Guest Blog by: Michael McMillan, General Manager, Seven Stones Winery
Everyone has heard the terms tastemaker, tipping point or critically acclaimed when it comes to just about every subject that is trying to gain favor with the public. Wine is no exception. The world of wine has been strongly impacted by public opinion. That public opinion is also strongly influenced by many forms of media. Whether it is a single line from a popular movie causing the entire Merlot market to crash and Pinot Noir sales to soar through the roof, or the critique of a well-known wine critic causing a small winery to be thrust into a spotlight that can change their world, the tastemakers and influencers in the world of wine abound. But how much weight should we give these influencers before we have lost our own palate, which is the true barometer of what we should drink? Do we really think all Merlot is bad? Even in this tongue and cheek movie, the favorite wine was the great Bordeaux, Cheval Blanc, which is predominately Merlot. We must all learn to take what those with influence say, and weigh it against our own tastes and judgement. Trust that the best wine for you to buy is the wine you enjoy drinking, not the wine you are told you should like. This certainly takes a bit more effort, I won’t deny that. When we start looking at those who have influence more as advisors instead of rule makers, we have to start thinking more for ourselves.
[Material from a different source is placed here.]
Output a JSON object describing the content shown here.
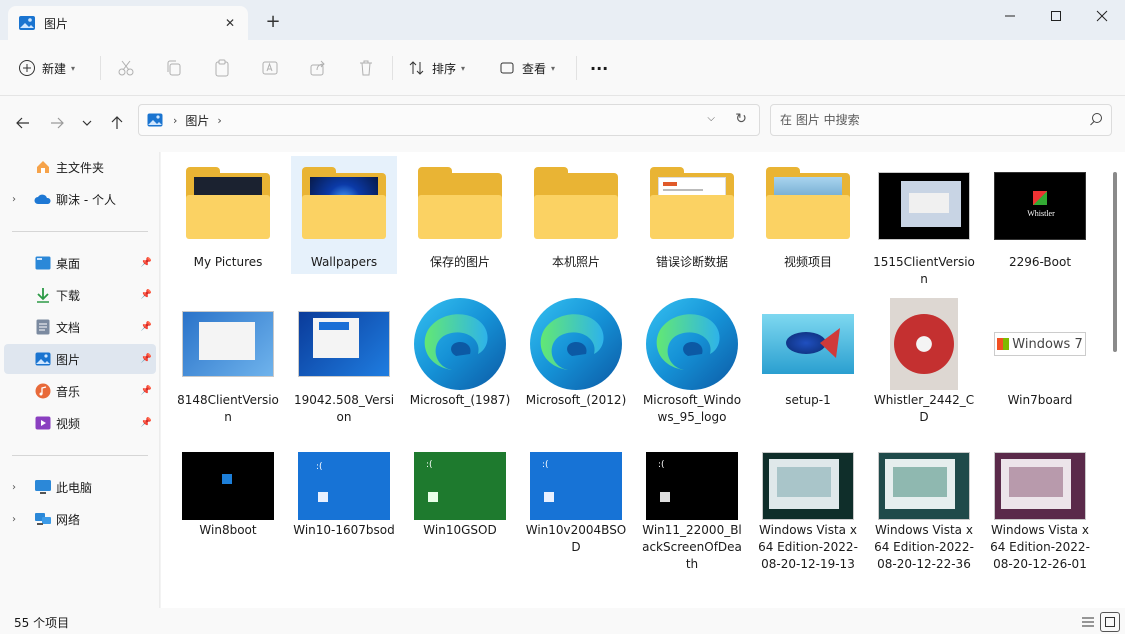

Recently, there was a great deal of negative press on the 2011 vintage in California. If we were to listen solely to those trying to influence us, we would never buy a wine from the 2011 vintage. Does that really make sense? Can we make statements about the positive impacts of micro climates, terroir and the ability of a great winemaker and then negate all those factors by saying that an entire vintage should be avoided? Sure, 2011 was a tough year for making wine. There were certainly some weather aspects that made the winemaker work for their wine. However, there are great wines in 2011 from California. And because the 2011 vintage was a cooler vintage, these wines are going to have the tannic structure to be great a long time. Is it a typical vintage for California? Not by any means. But it certainly is not a vintage to be overlooked. The key to choosing a wine in a difficult vintage is to know the location the fruit came from and the reputation of the winemaker. Each individual property and winemaker is going to make a wine that differs to some extent from each other. This is true in both good vintages and difficult ones. So then, it goes to reason, in difficult vintages there can still be some great wines. In the case of 2011, hillside fruit in Napa experienced much less if little of the negative influences of the harvest rains. With 2011 being a cooler vintage, you end up with beautifully crafted hillside wines that have a tremendous aging capability. Many will remember the 1998 vintage. 1998, also panned by the influencers, had heads turning after it had spent 12-15 years in the bottle, while 1997, a critically acclaimed year, tended to fade much more quickly than anticipated.
So how do we know when to trust our own judgement or rely on the critics? It all comes down to how we use the critic. Let them tell us things that we may want to research further, but don’t follow them blindly. If they love a wine, make sure it is a wine that you also love. Perhaps your tastes are different than theirs. There is absolutely nothing wrong with that. If you read that entire geographical areas should be avoided for specific vintages, take it with a grain of salt. Do a little deeper research and see if there aren’t some pockets in those geographical areas that didn’t experience the negatives. You’ll come out looking like the real expert when you are able to find a great wine in a vintage or region where the renowned critics told you they didn’t exist. Believe me, the hidden gems are there.